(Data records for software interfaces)
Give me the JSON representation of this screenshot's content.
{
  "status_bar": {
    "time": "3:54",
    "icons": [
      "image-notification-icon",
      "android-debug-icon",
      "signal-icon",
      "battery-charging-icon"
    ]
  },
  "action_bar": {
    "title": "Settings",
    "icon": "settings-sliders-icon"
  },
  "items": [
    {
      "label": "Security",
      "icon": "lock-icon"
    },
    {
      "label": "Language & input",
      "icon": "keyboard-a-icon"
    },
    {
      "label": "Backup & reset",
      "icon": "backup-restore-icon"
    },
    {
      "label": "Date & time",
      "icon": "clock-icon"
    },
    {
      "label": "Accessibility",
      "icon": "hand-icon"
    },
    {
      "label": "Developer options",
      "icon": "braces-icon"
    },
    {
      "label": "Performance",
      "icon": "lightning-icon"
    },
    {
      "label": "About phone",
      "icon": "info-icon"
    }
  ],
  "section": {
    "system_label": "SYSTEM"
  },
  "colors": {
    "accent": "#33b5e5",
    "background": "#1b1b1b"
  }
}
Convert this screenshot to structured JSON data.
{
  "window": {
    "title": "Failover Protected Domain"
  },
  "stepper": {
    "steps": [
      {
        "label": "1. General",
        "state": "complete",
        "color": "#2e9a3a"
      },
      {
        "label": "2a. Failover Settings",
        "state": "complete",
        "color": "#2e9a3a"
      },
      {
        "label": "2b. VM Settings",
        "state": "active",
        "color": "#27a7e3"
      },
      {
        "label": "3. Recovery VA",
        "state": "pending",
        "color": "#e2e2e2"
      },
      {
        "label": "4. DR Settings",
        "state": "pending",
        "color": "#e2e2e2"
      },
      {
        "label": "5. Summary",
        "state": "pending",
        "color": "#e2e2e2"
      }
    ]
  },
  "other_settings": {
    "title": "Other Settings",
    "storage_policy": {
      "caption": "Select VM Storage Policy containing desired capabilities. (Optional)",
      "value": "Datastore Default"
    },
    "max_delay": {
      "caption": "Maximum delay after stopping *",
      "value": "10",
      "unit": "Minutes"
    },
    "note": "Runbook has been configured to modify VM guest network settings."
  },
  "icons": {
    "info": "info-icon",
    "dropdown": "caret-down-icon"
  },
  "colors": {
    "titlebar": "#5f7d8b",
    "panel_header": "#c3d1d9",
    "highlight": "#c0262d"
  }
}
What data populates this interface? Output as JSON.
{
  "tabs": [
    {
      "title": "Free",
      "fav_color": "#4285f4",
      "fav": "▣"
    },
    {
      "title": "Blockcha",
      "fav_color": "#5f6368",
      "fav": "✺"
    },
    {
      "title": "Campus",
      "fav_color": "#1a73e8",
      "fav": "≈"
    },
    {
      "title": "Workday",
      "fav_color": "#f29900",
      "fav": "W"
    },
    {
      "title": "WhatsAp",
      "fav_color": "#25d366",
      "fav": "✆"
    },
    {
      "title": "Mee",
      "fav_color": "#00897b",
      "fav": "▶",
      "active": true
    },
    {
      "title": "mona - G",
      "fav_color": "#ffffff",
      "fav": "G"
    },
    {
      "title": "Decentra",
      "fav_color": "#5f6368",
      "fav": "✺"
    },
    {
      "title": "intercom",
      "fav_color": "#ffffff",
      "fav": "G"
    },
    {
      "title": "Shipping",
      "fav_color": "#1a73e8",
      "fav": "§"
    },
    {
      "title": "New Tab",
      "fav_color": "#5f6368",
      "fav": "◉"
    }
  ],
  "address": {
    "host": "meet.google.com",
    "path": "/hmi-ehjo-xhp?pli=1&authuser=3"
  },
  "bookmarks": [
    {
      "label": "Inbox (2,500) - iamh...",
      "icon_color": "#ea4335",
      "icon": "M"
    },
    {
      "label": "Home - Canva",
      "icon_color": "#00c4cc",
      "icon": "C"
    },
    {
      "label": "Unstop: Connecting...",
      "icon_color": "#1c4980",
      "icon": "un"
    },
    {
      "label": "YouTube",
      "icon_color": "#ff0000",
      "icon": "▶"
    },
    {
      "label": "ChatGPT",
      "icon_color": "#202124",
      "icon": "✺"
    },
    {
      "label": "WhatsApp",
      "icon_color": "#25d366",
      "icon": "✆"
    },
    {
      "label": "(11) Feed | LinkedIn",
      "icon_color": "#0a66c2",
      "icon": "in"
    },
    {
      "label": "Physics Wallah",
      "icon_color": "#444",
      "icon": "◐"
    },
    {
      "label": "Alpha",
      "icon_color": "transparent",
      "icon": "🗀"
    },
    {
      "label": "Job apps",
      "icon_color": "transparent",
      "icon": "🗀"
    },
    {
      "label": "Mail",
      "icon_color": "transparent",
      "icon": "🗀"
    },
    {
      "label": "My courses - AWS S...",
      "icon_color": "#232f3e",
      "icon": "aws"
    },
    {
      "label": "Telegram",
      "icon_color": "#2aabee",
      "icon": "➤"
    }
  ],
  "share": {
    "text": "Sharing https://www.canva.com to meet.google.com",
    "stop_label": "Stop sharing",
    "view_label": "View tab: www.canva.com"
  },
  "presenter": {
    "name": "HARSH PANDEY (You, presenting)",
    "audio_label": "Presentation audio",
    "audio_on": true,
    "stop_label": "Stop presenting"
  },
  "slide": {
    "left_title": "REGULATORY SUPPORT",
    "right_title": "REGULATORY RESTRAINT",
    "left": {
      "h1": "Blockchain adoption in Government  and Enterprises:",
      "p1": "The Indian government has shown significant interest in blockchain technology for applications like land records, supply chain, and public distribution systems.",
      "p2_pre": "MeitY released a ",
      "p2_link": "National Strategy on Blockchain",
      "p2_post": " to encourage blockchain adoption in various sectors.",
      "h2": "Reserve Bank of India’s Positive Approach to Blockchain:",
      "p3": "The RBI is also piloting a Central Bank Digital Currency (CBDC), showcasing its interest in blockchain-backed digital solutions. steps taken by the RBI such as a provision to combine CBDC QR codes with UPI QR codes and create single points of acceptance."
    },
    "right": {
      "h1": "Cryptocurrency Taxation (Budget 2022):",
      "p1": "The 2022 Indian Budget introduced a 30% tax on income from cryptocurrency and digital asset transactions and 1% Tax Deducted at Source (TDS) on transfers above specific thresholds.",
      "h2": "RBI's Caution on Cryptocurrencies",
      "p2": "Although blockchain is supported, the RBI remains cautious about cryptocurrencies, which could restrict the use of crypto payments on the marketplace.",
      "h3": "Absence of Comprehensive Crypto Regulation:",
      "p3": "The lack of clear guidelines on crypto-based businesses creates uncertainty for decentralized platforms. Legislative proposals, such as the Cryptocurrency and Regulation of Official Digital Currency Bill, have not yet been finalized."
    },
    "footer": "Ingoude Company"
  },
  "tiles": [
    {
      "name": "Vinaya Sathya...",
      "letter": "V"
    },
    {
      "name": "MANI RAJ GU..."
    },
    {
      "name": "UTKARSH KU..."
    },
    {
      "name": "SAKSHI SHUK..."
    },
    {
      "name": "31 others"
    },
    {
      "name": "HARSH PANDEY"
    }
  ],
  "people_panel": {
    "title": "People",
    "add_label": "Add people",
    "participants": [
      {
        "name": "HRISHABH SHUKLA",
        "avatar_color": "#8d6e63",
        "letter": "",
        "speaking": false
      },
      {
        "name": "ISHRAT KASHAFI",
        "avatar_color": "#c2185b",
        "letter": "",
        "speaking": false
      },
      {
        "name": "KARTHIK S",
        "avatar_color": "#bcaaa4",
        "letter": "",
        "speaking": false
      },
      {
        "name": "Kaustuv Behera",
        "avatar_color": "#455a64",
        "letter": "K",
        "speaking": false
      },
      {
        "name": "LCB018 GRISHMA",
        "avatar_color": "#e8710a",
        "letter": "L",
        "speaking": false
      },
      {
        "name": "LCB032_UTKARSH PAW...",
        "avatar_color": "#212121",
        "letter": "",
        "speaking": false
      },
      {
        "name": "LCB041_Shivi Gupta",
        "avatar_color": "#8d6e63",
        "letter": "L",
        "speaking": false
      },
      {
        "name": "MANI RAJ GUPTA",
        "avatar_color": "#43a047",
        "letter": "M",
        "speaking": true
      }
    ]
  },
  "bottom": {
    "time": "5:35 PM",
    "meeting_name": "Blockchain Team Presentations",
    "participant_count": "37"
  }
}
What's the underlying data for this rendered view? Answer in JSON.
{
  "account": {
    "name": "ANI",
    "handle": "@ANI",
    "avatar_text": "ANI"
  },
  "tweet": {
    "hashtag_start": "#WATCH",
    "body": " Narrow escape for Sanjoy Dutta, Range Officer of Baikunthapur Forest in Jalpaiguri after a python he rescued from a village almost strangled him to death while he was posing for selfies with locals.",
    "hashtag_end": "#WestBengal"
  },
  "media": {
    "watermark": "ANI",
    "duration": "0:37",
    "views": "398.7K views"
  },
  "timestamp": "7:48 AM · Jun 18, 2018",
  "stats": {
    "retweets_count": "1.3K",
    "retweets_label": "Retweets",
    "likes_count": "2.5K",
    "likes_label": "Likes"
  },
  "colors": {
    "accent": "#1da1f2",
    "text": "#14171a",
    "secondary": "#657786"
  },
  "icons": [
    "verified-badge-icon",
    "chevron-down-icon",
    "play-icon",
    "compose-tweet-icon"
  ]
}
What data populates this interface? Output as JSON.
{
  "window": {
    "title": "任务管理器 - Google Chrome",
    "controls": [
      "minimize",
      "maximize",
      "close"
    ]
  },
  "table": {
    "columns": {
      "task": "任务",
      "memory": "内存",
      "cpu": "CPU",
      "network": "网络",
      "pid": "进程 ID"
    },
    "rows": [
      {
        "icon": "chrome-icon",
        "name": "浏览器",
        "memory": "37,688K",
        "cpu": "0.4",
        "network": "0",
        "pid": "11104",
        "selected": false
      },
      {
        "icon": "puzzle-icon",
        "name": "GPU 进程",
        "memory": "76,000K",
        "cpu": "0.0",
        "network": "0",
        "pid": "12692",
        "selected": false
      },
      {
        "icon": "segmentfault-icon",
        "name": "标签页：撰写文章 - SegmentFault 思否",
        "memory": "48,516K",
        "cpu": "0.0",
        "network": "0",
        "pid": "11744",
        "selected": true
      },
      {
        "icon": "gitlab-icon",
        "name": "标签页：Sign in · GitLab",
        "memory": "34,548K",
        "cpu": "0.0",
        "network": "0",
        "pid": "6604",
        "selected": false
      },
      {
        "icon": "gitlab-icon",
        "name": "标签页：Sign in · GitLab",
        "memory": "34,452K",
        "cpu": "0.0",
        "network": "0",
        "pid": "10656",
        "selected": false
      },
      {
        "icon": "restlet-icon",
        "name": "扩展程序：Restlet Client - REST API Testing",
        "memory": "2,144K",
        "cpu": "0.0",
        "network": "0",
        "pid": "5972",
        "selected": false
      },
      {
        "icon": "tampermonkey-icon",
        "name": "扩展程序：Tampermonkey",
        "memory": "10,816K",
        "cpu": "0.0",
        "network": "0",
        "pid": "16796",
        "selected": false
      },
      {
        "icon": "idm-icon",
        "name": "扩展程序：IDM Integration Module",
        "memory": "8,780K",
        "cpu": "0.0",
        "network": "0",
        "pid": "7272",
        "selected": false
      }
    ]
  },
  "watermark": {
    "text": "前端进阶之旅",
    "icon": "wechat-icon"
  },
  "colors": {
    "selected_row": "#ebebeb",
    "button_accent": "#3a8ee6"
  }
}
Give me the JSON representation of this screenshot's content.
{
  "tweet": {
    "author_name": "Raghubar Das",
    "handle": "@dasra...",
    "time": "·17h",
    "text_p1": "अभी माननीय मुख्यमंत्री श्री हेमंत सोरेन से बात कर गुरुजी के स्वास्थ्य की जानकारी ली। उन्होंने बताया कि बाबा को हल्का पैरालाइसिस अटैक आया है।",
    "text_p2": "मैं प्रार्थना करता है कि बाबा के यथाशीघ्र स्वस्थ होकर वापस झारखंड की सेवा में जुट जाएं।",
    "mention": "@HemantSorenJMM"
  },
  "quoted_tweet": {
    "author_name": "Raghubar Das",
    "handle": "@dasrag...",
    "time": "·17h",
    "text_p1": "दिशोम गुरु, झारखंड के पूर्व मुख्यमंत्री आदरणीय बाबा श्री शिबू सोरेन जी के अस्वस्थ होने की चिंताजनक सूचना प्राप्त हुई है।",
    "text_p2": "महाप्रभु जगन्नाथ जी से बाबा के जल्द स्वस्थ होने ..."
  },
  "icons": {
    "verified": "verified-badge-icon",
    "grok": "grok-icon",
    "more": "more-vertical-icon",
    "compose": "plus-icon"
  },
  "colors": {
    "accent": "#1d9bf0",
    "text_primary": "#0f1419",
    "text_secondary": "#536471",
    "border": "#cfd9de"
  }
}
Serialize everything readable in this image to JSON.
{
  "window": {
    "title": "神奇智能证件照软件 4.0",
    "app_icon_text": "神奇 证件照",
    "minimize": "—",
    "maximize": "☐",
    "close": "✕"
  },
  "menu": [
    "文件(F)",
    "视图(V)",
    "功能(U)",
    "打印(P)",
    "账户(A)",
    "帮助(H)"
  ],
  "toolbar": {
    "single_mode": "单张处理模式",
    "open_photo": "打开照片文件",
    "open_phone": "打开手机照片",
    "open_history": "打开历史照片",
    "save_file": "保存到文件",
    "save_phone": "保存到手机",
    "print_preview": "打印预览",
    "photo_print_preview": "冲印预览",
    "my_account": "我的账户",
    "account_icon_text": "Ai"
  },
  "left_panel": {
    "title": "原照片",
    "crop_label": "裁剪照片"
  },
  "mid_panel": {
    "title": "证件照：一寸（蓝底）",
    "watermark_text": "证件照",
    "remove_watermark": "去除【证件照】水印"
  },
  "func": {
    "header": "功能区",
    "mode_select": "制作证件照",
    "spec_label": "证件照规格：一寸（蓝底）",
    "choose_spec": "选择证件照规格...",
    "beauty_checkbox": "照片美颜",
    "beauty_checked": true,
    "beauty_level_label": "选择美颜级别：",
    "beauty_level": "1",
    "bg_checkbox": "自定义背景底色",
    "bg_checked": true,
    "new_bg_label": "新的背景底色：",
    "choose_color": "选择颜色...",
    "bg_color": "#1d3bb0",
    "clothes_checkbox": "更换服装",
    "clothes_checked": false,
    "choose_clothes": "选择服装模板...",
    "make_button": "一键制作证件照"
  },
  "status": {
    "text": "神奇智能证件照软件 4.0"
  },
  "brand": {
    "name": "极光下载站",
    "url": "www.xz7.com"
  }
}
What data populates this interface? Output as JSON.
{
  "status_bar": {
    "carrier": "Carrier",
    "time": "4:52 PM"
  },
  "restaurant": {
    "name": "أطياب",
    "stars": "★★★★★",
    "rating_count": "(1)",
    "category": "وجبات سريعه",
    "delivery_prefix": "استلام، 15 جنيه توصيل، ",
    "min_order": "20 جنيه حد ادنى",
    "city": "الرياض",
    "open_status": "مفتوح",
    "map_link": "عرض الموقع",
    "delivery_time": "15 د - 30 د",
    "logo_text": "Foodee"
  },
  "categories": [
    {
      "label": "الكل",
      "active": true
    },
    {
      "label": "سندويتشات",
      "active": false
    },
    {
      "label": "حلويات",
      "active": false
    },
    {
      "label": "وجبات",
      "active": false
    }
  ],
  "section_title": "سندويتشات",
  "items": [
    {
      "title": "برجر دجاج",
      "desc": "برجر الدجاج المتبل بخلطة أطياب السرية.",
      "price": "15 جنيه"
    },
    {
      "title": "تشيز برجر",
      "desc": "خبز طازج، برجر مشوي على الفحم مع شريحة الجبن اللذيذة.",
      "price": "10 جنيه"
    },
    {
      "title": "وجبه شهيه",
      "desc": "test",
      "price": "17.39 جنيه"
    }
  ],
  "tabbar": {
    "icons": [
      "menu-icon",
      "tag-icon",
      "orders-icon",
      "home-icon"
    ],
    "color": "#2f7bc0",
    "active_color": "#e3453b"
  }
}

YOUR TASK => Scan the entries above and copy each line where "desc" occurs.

REPLY =>
      "desc": "برجر الدجاج المتبل بخلطة أطياب السرية.",
      "desc": "خبز طازج، برجر مشوي على الفحم مع شريحة الجبن اللذيذة.",
      "desc": "test",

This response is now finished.